The key to build a profitable business is as simple as making sure that the revenues generated every month are higher than the costs incurred to generate that revenue.


In eCommerce companies the analysis is usually done on a customer basis: the revenue generated by one customer over its lifetime must be higher than the costs incurred to acquire the customer and to deliver the product or service to that customer. This is usually called Customer Lifetime Value or CLV and it is a measure of the gross profit you expect to generate from each customer.

This is so because looking at monthly numbers in the early days could lead you to the wrong conclusion since in order to build your customer base you need to invest money acquiring customers.

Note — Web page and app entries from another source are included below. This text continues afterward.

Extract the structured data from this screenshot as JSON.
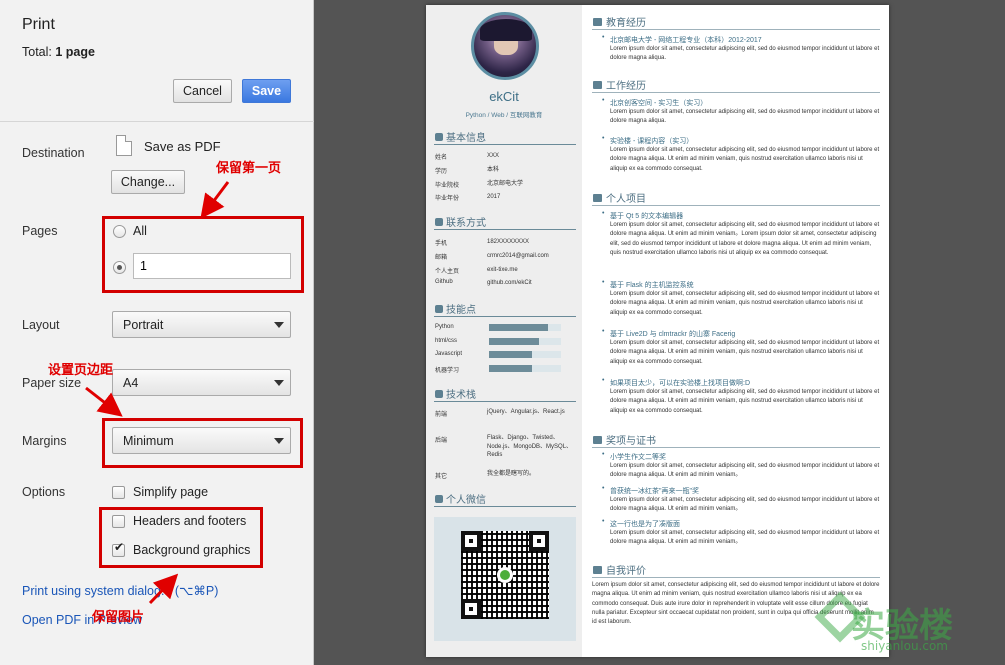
{
  "dialog": {
    "title": "Print",
    "total_label": "Total:",
    "total_value": "1 page",
    "cancel_label": "Cancel",
    "save_label": "Save",
    "destination_label": "Destination",
    "destination_value": "Save as PDF",
    "change_label": "Change...",
    "pages_label": "Pages",
    "pages_all_label": "All",
    "pages_range_value": "1",
    "layout_label": "Layout",
    "layout_value": "Portrait",
    "paper_size_label": "Paper size",
    "paper_size_value": "A4",
    "margins_label": "Margins",
    "margins_value": "Minimum",
    "options_label": "Options",
    "options": [
      {
        "label": "Simplify page",
        "checked": false
      },
      {
        "label": "Headers and footers",
        "checked": false
      },
      {
        "label": "Background graphics",
        "checked": true
      }
    ],
    "system_dialog_link": "Print using system dialog... (⌥⌘P)",
    "open_pdf_link": "Open PDF in Preview"
  },
  "annotations": {
    "keep_first_page": "保留第一页",
    "set_margins": "设置页边距",
    "keep_images": "保留图片"
  },
  "resume": {
    "name": "ekCit",
    "subtitle": "Python / Web / 互联网教育",
    "basic_title": "基本信息",
    "basic": [
      {
        "k": "姓名",
        "v": "XXX"
      },
      {
        "k": "学历",
        "v": "本科"
      },
      {
        "k": "毕业院校",
        "v": "北京邮电大学"
      },
      {
        "k": "毕业年份",
        "v": "2017"
      }
    ],
    "contact_title": "联系方式",
    "contact": [
      {
        "k": "手机",
        "v": "182XXXXXXXX"
      },
      {
        "k": "邮箱",
        "v": "crmrc2014@gmail.com"
      },
      {
        "k": "个人主页",
        "v": "exit-tixe.me"
      },
      {
        "k": "Github",
        "v": "github.com/ekCit"
      }
    ],
    "skills_title": "技能点",
    "skills": [
      {
        "name": "Python",
        "level": 0.82
      },
      {
        "name": "html/css",
        "level": 0.7
      },
      {
        "name": "Javascript",
        "level": 0.6
      },
      {
        "name": "机器学习",
        "level": 0.6
      }
    ],
    "stack_title": "技术栈",
    "stack": [
      {
        "k": "前端",
        "v": "jQuery、Angular.js、React.js"
      },
      {
        "k": "后端",
        "v": "Flask、Django、Twisted、Node.js、MongoDB、MySQL、Redis"
      },
      {
        "k": "其它",
        "v": "我全都是瞎写的。"
      }
    ],
    "wechat_title": "个人微信",
    "education_title": "教育经历",
    "education_item": "北京邮电大学 - 网络工程专业（本科）2012-2017",
    "education_text": "Lorem ipsum dolor sit amet, consectetur adipiscing elit, sed do eiusmod tempor incididunt ut labore et dolore magna aliqua.",
    "work_title": "工作经历",
    "work_item1": "北京创客空间 - 实习生（实习）",
    "work_text1": "Lorem ipsum dolor sit amet, consectetur adipiscing elit, sed do eiusmod tempor incididunt ut labore et dolore magna aliqua.",
    "work_item2": "实验楼 - 课程内容（实习）",
    "work_text2": "Lorem ipsum dolor sit amet, consectetur adipiscing elit, sed do eiusmod tempor incididunt ut labore et dolore magna aliqua. Ut enim ad minim veniam, quis nostrud exercitation ullamco laboris nisi ut aliquip ex ea commodo consequat.",
    "projects_title": "个人项目",
    "project1": "基于 Qt 5 的文本编辑器",
    "project1_text": "Lorem ipsum dolor sit amet, consectetur adipiscing elit, sed do eiusmod tempor incididunt ut labore et dolore magna aliqua. Ut enim ad minim veniam。Lorem ipsum dolor sit amet, consectetur adipiscing elit, sed do eiusmod tempor incididunt ut labore et dolore magna aliqua. Ut enim ad minim veniam, quis nostrud exercitation ullamco laboris nisi ut aliquip ex ea commodo consequat.",
    "project2": "基于 Flask 的主机监控系统",
    "project2_text": "Lorem ipsum dolor sit amet, consectetur adipiscing elit, sed do eiusmod tempor incididunt ut labore et dolore magna aliqua. Ut enim ad minim veniam, quis nostrud exercitation ullamco laboris nisi ut aliquip ex ea commodo consequat.",
    "project3": "基于 Live2D 与 clmtrackr 的山寨 Facerig",
    "project3_text": "Lorem ipsum dolor sit amet, consectetur adipiscing elit, sed do eiusmod tempor incididunt ut labore et dolore magna aliqua. Ut enim ad minim veniam, quis nostrud exercitation ullamco laboris nisi ut aliquip ex ea commodo consequat.",
    "project4": "如果项目太少，可以在实验楼上找项目做啊:D",
    "project4_text": "Lorem ipsum dolor sit amet, consectetur adipiscing elit, sed do eiusmod tempor incididunt ut labore et dolore magna aliqua. Ut enim ad minim veniam, quis nostrud exercitation ullamco laboris nisi ut aliquip ex ea commodo consequat.",
    "awards_title": "奖项与证书",
    "award1": "小学生作文二等奖",
    "award1_text": "Lorem ipsum dolor sit amet, consectetur adipiscing elit, sed do eiusmod tempor incididunt ut labore et dolore magna aliqua. Ut enim ad minim veniam。",
    "award2": "曾获统一冰红茶\"再来一瓶\"奖",
    "award2_text": "Lorem ipsum dolor sit amet, consectetur adipiscing elit, sed do eiusmod tempor incididunt ut labore et dolore magna aliqua. Ut enim ad minim veniam。",
    "award3": "这一行也是为了凑版面",
    "award3_text": "Lorem ipsum dolor sit amet, consectetur adipiscing elit, sed do eiusmod tempor incididunt ut labore et dolore magna aliqua. Ut enim ad minim veniam。",
    "self_title": "自我评价",
    "self_text": "Lorem ipsum dolor sit amet, consectetur adipiscing elit, sed do eiusmod tempor incididunt ut labore et dolore magna aliqua. Ut enim ad minim veniam, quis nostrud exercitation ullamco laboris nisi ut aliquip ex ea commodo consequat. Duis aute irure dolor in reprehenderit in voluptate velit esse cillum dolore eu fugiat nulla pariatur. Excepteur sint occaecat cupidatat non proident, sunt in culpa qui officia deserunt mollit anim id est laborum."
  },
  "watermark": {
    "brand": "实验楼",
    "url": "shiyanlou.com"
  },
  "colors": {
    "save_button": "#3a78e0",
    "annotation_red": "#d30000",
    "resume_accent": "#4d6f82"
  }
}
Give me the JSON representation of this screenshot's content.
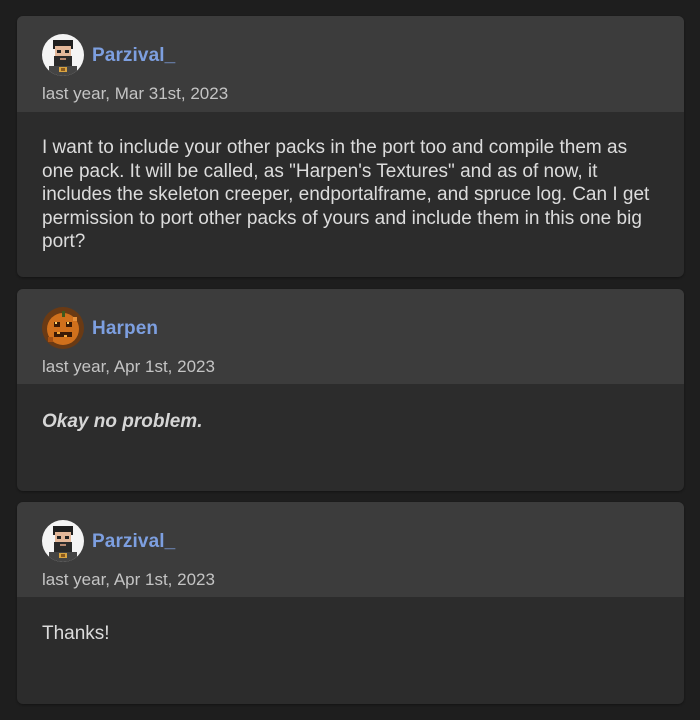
{
  "comments": [
    {
      "author": "Parzival_",
      "avatar": "bearded-man-avatar",
      "timestamp": "last year, Mar 31st, 2023",
      "message": "I want to include your other packs in the port too and compile them as one pack. It will be called, as \"Harpen's Textures\" and as of now, it includes the skeleton creeper, endportalframe, and spruce log. Can I get permission to port other packs of yours and include them in this one big port?"
    },
    {
      "author": "Harpen",
      "avatar": "pumpkin-avatar",
      "timestamp": "last year, Apr 1st, 2023",
      "message": "Okay no problem."
    },
    {
      "author": "Parzival_",
      "avatar": "bearded-man-avatar",
      "timestamp": "last year, Apr 1st, 2023",
      "message": "Thanks!"
    }
  ],
  "colors": {
    "page_bg": "#1e1e1e",
    "card_header_bg": "#3c3c3c",
    "card_body_bg": "#2c2c2c",
    "author_link": "#7d9fe0",
    "body_text": "#dcdcdc",
    "timestamp_text": "#c4c4c4"
  }
}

That investment will likely be significantly higher than revenues at the beginning. However, if you expect to generate more revenue in the future from that same customer, you need to take that into account while evaluating how much you can invest to acquire a new customer. In many eCommerce businesses it is alright to have acquisition costs higher than the average revenue made from a customer on its first sale because they will recover the investment when that customer comes back again to your website and purchases again.

If your business is such that a customer will only buy once from you then it does not make sense to use the CLV and the profitability analysis is significantly simpler and you will be able to know if you can build a successful business almost from day one.

How to compute the revenues generated by one customer?

Let’s use for our example an eCommerce site that sells shoes.

In order to compute the revenues the average customer will generate on your site you need to calculate or estimate three variables:

  • Average Order Value: this is the average value of an order made on your website. If you are running a website you can compute this by dividing total revenue from sales by the number of orders over a given period of time.
  • Average Number of Orders: this would be a measure of how many orders you expect to get from one customer during its whole life. Since a customer will always make at least one order, this value will be 1 or higher.
  • Return rate: this would be the percentage of returns during the same period you use to compute the Average Order Value. To measure the return rate simply divide the total number of returns by the total number of orders during a given period of time.

With those three values you can compute the net revenue generated from one customer in the following way:

OV x O x (1 - RR)

O = Orders per Customer
RR = Return Rate
OV = Order Value

For example, if your Average Order Value is 60$, the Average Number of Orders is 2.4 and the Return Rate is 7%, the revenues generated by one customer would be $133.92.

In the next post we will look at how to calculate costs.